BEGIN Study material

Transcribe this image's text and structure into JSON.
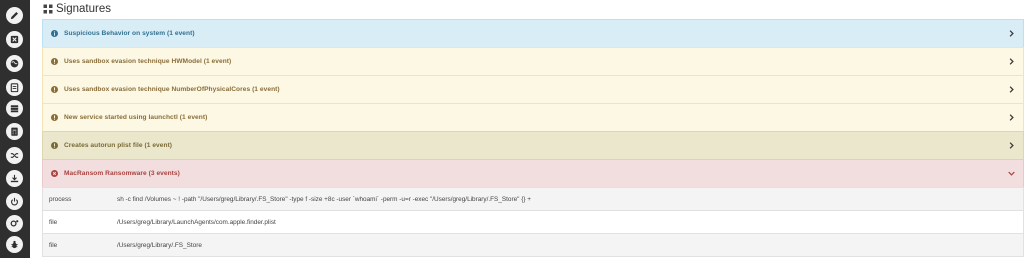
{
  "sidebar": {
    "icons": [
      {
        "name": "pencil-icon"
      },
      {
        "name": "document-icon"
      },
      {
        "name": "globe-icon"
      },
      {
        "name": "clipboard-icon"
      },
      {
        "name": "server-icon"
      },
      {
        "name": "calculator-icon"
      },
      {
        "name": "shuffle-icon"
      },
      {
        "name": "download-icon"
      },
      {
        "name": "power-icon"
      },
      {
        "name": "settings-icon"
      },
      {
        "name": "bug-icon"
      }
    ]
  },
  "section": {
    "title": "Signatures",
    "icon": "grid-icon"
  },
  "signatures": [
    {
      "label": "Suspicious Behavior on system (1 event)",
      "level": "info",
      "expanded": false
    },
    {
      "label": "Uses sandbox evasion technique HWModel (1 event)",
      "level": "warning",
      "expanded": false
    },
    {
      "label": "Uses sandbox evasion technique NumberOfPhysicalCores (1 event)",
      "level": "warning",
      "expanded": false
    },
    {
      "label": "New service started using launchctl (1 event)",
      "level": "warning",
      "expanded": false
    },
    {
      "label": "Creates autorun plist file (1 event)",
      "level": "olive",
      "expanded": false
    },
    {
      "label": "MacRansom Ransomware (3 events)",
      "level": "danger",
      "expanded": true
    }
  ],
  "details": [
    {
      "key": "process",
      "value": "sh -c find /Volumes ~ ! -path \"/Users/greg/Library/.FS_Store\" -type f -size +8c -user `whoami` -perm -u=r -exec \"/Users/greg/Library/.FS_Store\" {} +"
    },
    {
      "key": "file",
      "value": "/Users/greg/Library/LaunchAgents/com.apple.finder.plist"
    },
    {
      "key": "file",
      "value": "/Users/greg/Library/.FS_Store"
    }
  ]
}
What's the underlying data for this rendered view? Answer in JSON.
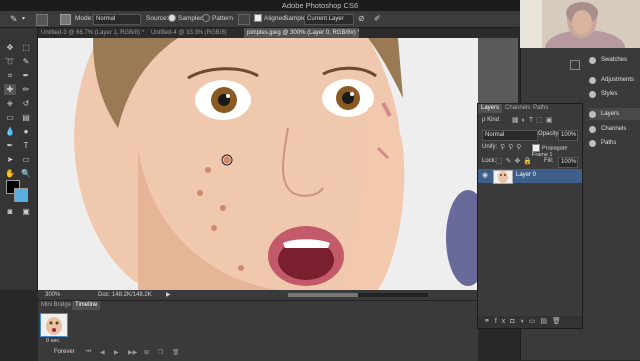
{
  "window": {
    "title": "Adobe Photoshop CS6"
  },
  "options_bar": {
    "mode_label": "Mode:",
    "mode_value": "Normal",
    "source_label": "Source:",
    "source_sampled": "Sampled",
    "source_pattern": "Pattern",
    "aligned_label": "Aligned",
    "sample_label": "Sample:",
    "sample_value": "Current Layer"
  },
  "doc_tabs": [
    {
      "label": "Untitled-3 @ 66.7% (Layer 1, RGB/8) *"
    },
    {
      "label": "Untitled-4 @ 33.3% (RGB/8)"
    },
    {
      "label": "pimples.jpeg @ 300% (Layer 0, RGB/8#) *"
    }
  ],
  "status": {
    "zoom": "300%",
    "doc": "Doc: 148.2K/148.2K"
  },
  "bottom_panel": {
    "tabs": [
      "Mini Bridge",
      "Timeline"
    ],
    "frame_time": "0 sec.",
    "loop": "Forever"
  },
  "right_dock": [
    "Swatches",
    "Adjustments",
    "Styles",
    "Layers",
    "Channels",
    "Paths"
  ],
  "layers_panel": {
    "tabs": [
      "Layers",
      "Channels",
      "Paths"
    ],
    "kind_label": "Kind",
    "blend_mode": "Normal",
    "opacity_label": "Opacity:",
    "opacity_value": "100%",
    "unify_label": "Unify:",
    "propagate_label": "Propagate Frame 1",
    "lock_label": "Lock:",
    "fill_label": "Fill:",
    "fill_value": "100%",
    "layer_name": "Layer 0"
  },
  "colors": {
    "foreground": "#000000",
    "background": "#5aaee0"
  }
}
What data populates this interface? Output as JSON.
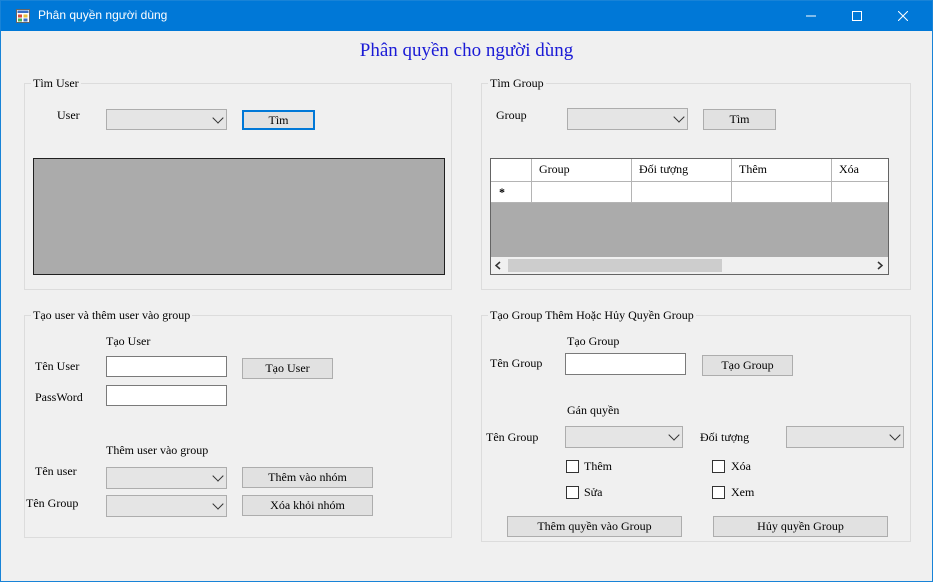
{
  "window": {
    "title": "Phân quyền người dùng",
    "minimize": "—",
    "maximize": "☐",
    "close": "✕"
  },
  "form_title": "Phân quyền cho người dùng",
  "find_user": {
    "group_label": "Tìm User",
    "user_label": "User",
    "search_button": "Tìm"
  },
  "find_group": {
    "group_label": "Tìm Group",
    "group_field_label": "Group",
    "search_button": "Tìm",
    "columns": [
      "Group",
      "Đối tượng",
      "Thêm",
      "Xóa"
    ],
    "new_row_marker": "*"
  },
  "create_user": {
    "group_label": "Tạo user và thêm user vào group",
    "section1_label": "Tạo User",
    "username_label": "Tên User",
    "password_label": "PassWord",
    "create_button": "Tạo User",
    "section2_label": "Thêm user vào group",
    "user_label": "Tên user",
    "group_label2": "Tên Group",
    "add_button": "Thêm vào nhóm",
    "remove_button": "Xóa khỏi nhóm"
  },
  "create_group": {
    "group_label": "Tạo Group Thêm Hoặc Hủy Quyền Group",
    "section1_label": "Tạo Group",
    "groupname_label": "Tên Group",
    "create_button": "Tạo Group",
    "section2_label": "Gán quyền",
    "assign_group_label": "Tên Group",
    "object_label": "Đối tượng",
    "chk_add": "Thêm",
    "chk_edit": "Sửa",
    "chk_delete": "Xóa",
    "chk_view": "Xem",
    "add_perm_button": "Thêm quyền vào Group",
    "remove_perm_button": "Hủy quyền Group"
  }
}
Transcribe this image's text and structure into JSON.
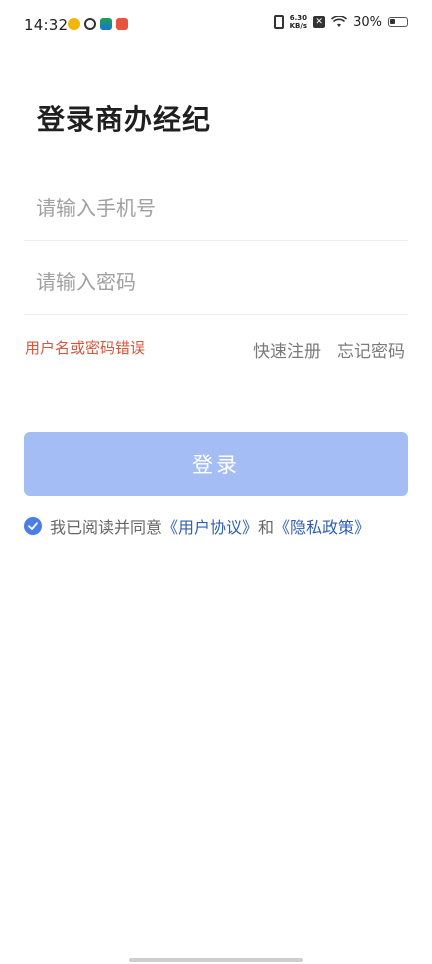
{
  "status_bar": {
    "time": "14:32",
    "net_speed_value": "6.30",
    "net_speed_unit": "KB/s",
    "battery": "30%",
    "icons": [
      "weibo-icon",
      "loop-icon",
      "app-icon",
      "red-app-icon",
      "vibrate-icon",
      "close-box-icon",
      "wifi-icon",
      "battery-icon"
    ]
  },
  "login": {
    "title": "登录商办经纪",
    "phone_placeholder": "请输入手机号",
    "password_placeholder": "请输入密码",
    "error_message": "用户名或密码错误",
    "register_link": "快速注册",
    "forgot_link": "忘记密码",
    "submit_label": "登录"
  },
  "agreement": {
    "checked": true,
    "prefix": "我已阅读并同意",
    "user_agreement": "《用户协议》",
    "and": "和",
    "privacy_policy": "《隐私政策》"
  },
  "colors": {
    "accent": "#4a7ee6",
    "button_disabled": "#a4bdf4",
    "error": "#d7563a",
    "link": "#2f5fb3"
  }
}
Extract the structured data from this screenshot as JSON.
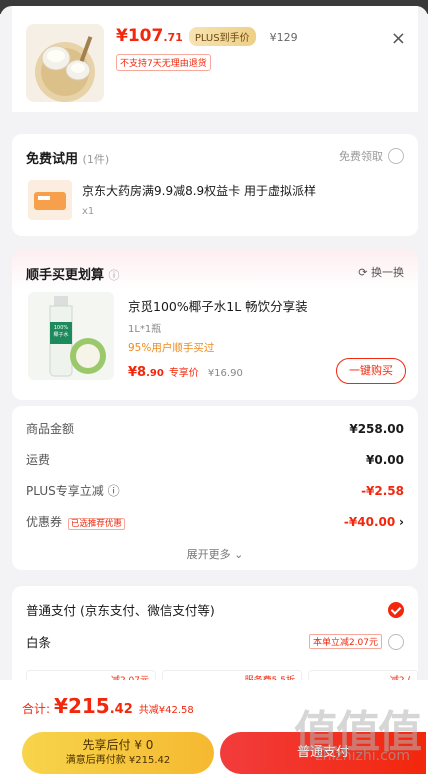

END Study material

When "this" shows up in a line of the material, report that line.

Expected answer -
Transcribe this image's text and structure into JSON.
What's the underlying data for this rendered view? Answer in JSON.
What data populates this interface? Output as JSON.
Transcribe this image's text and structure into JSON.
Extract the structured data from this screenshot as JSON.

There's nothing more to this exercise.